I hope you can see my point: Industries come and go. The Worcester area is not an exception to this rule. It is worrisome that Mr. Augustus did not mention what is being done regarding the industries of the future. There is a question of whether his vision includes the next cycle of industry. To quote former president Bill Clinton: It’s the economy, stupid.

Therefore, the city manager’s proclamation of “Worcester’s time is now” is not really a vision for the future.

Are we supporting violence in God’s name?

By Bruce Friedrich

In his new book, Jesus of Nazareth: Holy Week: From the Entrance Into Jerusalem to the Resurrection, Pope Benedict XVI boldly and rightly condemns violence that is carried out in God’s name. Yet even devout Christians try to excuse themselves of their role in the horrific violence that is carried out against some of God’s most vulnerable creatures—the animals we raise and kill for food—by claiming that God has given us permission to do whatever we want to them.

God’s granting to humans “dominion” over animals in Genesis 1:26 is often falsely cited as divine approval for torturing animals for the table. Most theologians recognize that the word translated as “dominion” is more accurately translated as “stewardship” and that the meaning of this text is that humans are supposed to be stewards and guardians, protecting and respecting the beings with whom we share the gift of creation.

But all the questions (or excuses) that are put forth in favor of eating animals don’t address the fundamental fact that eating God’s creatures causes needless violence and suffering and is inextricably linked to their abuse. If you are eating meat, you’re paying others to deny God’s animals their own natures and to abuse them. Even the very few organic and small farms abuse animals in ways that would be illegal if done to dogs or cats.

Pope Benedict XVI stated in an interview that the question of animal treatment is a crucial one for the faithful. By any measure, what happens to farmed animals today is anti-Christian. As His Holiness explained, “Hens live so packed together that they become just caricatures of birds.” Similar abuse occurs in all the farmed-animal industries. This “degrading of living creatures,” explains His Holiness, contradicts “the relationship of mutuality that comes across in the Bible.” Father John Dear, a Jesuit Priest from New Mexico, takes our responsibility to animals a step further, stating, “For the simple reasons that all animals are creatures beloved by God and that God created them with a capacity for pain and suffering, we should adopt a vegetarian diet.”

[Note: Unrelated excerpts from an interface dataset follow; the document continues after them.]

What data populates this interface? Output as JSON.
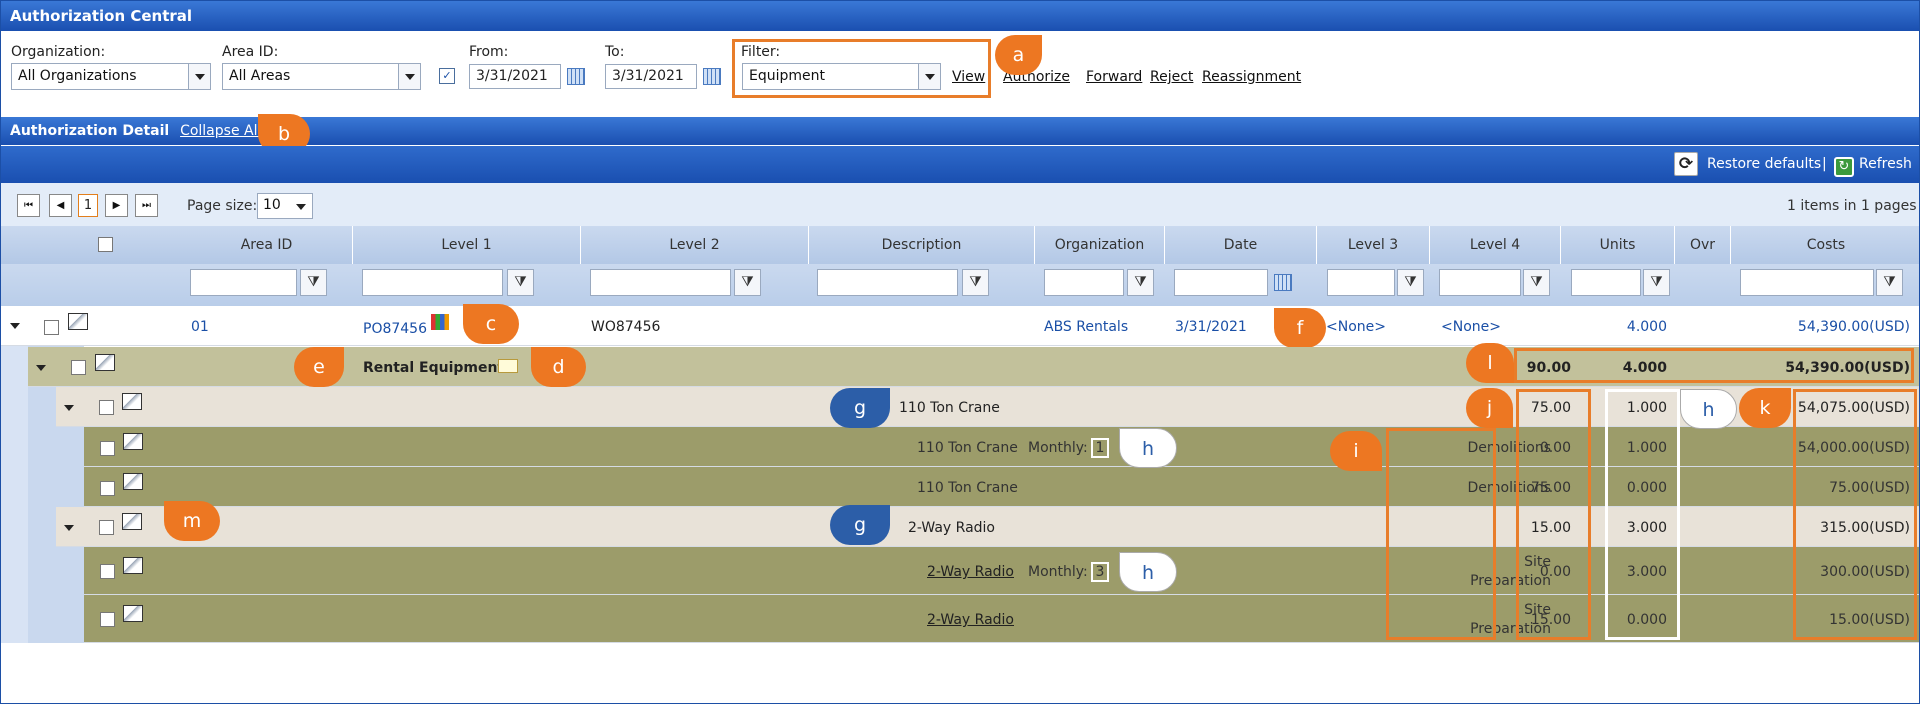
{
  "app": {
    "title": "Authorization Central"
  },
  "filters": {
    "organization": {
      "label": "Organization:",
      "value": "All Organizations"
    },
    "area_id": {
      "label": "Area ID:",
      "value": "All Areas"
    },
    "from": {
      "label": "From:",
      "value": "3/31/2021"
    },
    "to": {
      "label": "To:",
      "value": "3/31/2021"
    },
    "filter": {
      "label": "Filter:",
      "value": "Equipment"
    },
    "view_link": "View",
    "actions": [
      "Authorize",
      "Forward",
      "Reject",
      "Reassignment"
    ]
  },
  "detail": {
    "title": "Authorization Detail",
    "collapse_all": "Collapse All"
  },
  "toolbar": {
    "restore": "Restore defaults",
    "separator": "|",
    "refresh": "Refresh"
  },
  "pager": {
    "current_page": "1",
    "page_size_label": "Page size:",
    "page_size": "10",
    "summary": "1 items in 1 pages"
  },
  "columns": [
    "Area ID",
    "Level 1",
    "Level 2",
    "Description",
    "Organization",
    "Date",
    "Level 3",
    "Level 4",
    "Units",
    "Ovr",
    "Costs"
  ],
  "main_row": {
    "area_id": "01",
    "level1": "PO87456",
    "level2": "WO87456",
    "organization": "ABS Rentals",
    "date": "3/31/2021",
    "level3": "<None>",
    "level4": "<None>",
    "units": "4.000",
    "costs": "54,390.00(USD)"
  },
  "group_row": {
    "name": "Rental Equipment",
    "total1": "90.00",
    "units": "4.000",
    "costs": "54,390.00(USD)"
  },
  "sub_rows": [
    {
      "desc": "110 Ton Crane",
      "col_a": "75.00",
      "units": "1.000",
      "costs": "54,075.00(USD)"
    },
    {
      "desc": "110 Ton Crane",
      "monthly_label": "Monthly:",
      "monthly": "1",
      "level4": "Demolitions",
      "col_a": "0.00",
      "units": "1.000",
      "costs": "54,000.00(USD)"
    },
    {
      "desc": "110 Ton Crane",
      "level4": "Demolitions",
      "col_a": "75.00",
      "units": "0.000",
      "costs": "75.00(USD)"
    },
    {
      "desc": "2-Way Radio",
      "col_a": "15.00",
      "units": "3.000",
      "costs": "315.00(USD)"
    },
    {
      "desc": "2-Way Radio",
      "monthly_label": "Monthly:",
      "monthly": "3",
      "level4_a": "Site",
      "level4_b": "Preparation",
      "col_a": "0.00",
      "units": "3.000",
      "costs": "300.00(USD)"
    },
    {
      "desc": "2-Way Radio",
      "level4_a": "Site",
      "level4_b": "Preparation",
      "col_a": "15.00",
      "units": "0.000",
      "costs": "15.00(USD)"
    }
  ],
  "callouts": {
    "a": "a",
    "b": "b",
    "c": "c",
    "d": "d",
    "e": "e",
    "f": "f",
    "g": "g",
    "h": "h",
    "i": "i",
    "j": "j",
    "k": "k",
    "l": "l",
    "m": "m"
  },
  "colors": {
    "header_blue": "#1a4fb0",
    "group_olive": "#c2c19b",
    "parent_beige": "#e8e2d8",
    "child_olive": "#9c9c6a",
    "callout_orange": "#ed7722",
    "callout_blue": "#2c5ea8"
  }
}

It doesn’t take much reflection to see that the Pope and Father Dear are right: God created humans and other animals out of flesh, blood and bone. We share the same five physiological senses and the ability to feel pain. God designed us this way. God designed pigs to root around in the soil for food and play with one another. God designed chickens to make nests, lay eggs, raise their chicks and establish communities (the “pecking order”).

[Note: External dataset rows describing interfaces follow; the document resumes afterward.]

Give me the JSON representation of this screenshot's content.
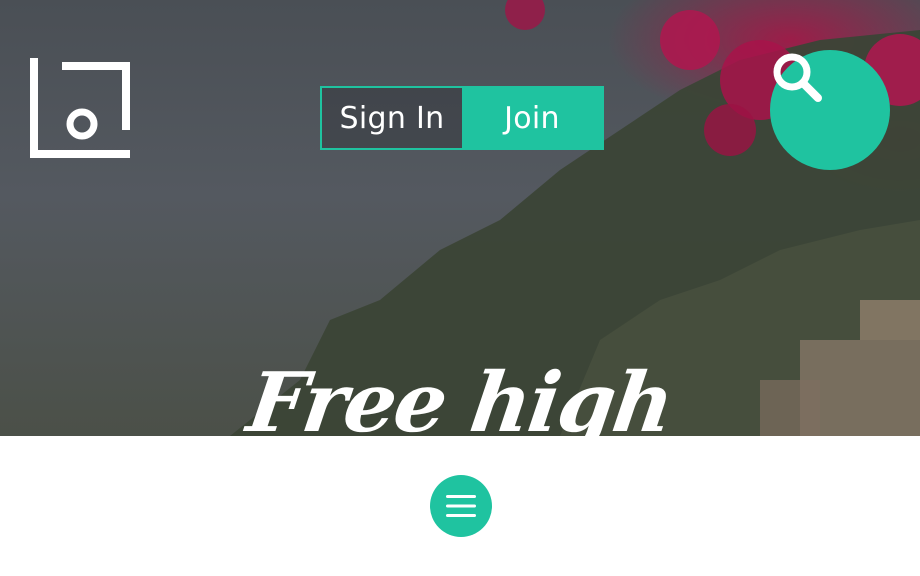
{
  "header": {
    "logo_icon": "logo-mark-icon",
    "auth": {
      "signin_label": "Sign In",
      "join_label": "Join"
    },
    "search_icon": "search-icon"
  },
  "hero": {
    "headline": "Free high"
  },
  "nav": {
    "menu_icon": "hamburger-menu-icon"
  },
  "colors": {
    "accent": "#1fc3a0",
    "text_light": "#ffffff",
    "page_bg": "#ffffff"
  }
}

Yet agribusiness today denies animals the fulfillment of their most fundamental needs. Agricultural scientists “play God” by manipulating animals to grow so quickly that their hearts, lungs and limbs can’t keep up, often causing heart attacks, lung failure or crippling leg deformities within weeks of birth. Chickens are crammed into cages by the hundreds of thousands, each with less space in which to live than a standard sheet of paper. During pregnancy, pigs are stuffed into tiny metal crates so small that they can’t even turn around. Forget rooting in the soil or laying their eggs in nests—these animals can barely move. The one natural thing they do get to experience is agony, and lots of it.

Scripture is full of calls for the faithful to be merciful, and Jesus’ message is one of love and compassion, yet there is nothing loving or compassionate about the industries that produce the farmed animals who are turned into meat. Christians have a choice: When we sit down to eat, we can support misery and violence or we can make choices that support mercy and compassion. The decision should be an easy one for us.

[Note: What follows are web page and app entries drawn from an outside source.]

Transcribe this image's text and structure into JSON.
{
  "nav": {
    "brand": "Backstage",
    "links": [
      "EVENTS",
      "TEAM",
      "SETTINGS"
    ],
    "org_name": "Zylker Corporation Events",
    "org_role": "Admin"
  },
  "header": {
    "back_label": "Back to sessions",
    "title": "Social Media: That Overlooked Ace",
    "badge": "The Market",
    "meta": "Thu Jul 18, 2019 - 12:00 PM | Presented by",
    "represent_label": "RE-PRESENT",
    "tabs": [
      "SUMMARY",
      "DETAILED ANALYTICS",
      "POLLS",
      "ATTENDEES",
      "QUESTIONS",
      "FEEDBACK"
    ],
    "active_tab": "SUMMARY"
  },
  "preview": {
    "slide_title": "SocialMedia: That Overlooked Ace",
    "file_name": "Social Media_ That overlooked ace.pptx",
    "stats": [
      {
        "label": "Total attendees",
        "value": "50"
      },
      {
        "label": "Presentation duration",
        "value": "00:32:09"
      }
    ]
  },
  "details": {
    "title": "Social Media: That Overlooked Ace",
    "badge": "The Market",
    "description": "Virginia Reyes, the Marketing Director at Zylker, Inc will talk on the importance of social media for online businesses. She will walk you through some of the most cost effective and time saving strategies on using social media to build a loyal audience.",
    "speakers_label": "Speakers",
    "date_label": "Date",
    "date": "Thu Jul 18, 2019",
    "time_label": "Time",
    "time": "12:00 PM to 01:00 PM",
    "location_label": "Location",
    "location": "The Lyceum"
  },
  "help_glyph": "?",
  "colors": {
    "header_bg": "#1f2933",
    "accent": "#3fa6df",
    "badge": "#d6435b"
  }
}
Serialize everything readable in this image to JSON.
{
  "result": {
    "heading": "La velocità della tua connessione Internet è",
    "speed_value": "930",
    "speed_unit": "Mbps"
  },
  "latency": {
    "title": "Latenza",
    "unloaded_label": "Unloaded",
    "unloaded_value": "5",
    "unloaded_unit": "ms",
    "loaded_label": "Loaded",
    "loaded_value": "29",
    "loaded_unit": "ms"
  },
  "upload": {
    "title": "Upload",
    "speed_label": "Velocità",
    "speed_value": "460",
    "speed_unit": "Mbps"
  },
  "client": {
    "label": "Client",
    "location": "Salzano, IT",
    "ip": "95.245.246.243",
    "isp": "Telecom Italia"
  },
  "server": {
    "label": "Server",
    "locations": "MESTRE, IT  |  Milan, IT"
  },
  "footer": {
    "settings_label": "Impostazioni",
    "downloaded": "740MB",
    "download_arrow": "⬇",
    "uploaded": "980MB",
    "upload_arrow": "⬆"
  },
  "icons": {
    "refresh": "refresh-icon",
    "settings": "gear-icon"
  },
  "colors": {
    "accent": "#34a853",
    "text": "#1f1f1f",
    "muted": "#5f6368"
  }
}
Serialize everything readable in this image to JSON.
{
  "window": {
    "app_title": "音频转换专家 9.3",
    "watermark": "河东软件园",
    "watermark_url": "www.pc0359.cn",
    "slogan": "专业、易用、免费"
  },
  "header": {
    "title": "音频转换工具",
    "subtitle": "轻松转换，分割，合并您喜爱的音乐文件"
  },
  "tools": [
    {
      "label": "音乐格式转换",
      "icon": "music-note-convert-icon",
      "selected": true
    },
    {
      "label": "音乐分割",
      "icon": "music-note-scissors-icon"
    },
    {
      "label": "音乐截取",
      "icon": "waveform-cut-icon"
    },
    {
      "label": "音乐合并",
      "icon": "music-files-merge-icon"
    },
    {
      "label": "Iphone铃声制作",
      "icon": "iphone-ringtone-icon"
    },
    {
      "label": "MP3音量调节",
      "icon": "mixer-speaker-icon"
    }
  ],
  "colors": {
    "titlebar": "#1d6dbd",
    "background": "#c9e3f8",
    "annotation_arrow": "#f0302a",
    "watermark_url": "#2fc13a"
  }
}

Bruce Friedrich is a vice president of People for the Ethical Treatment of Animals.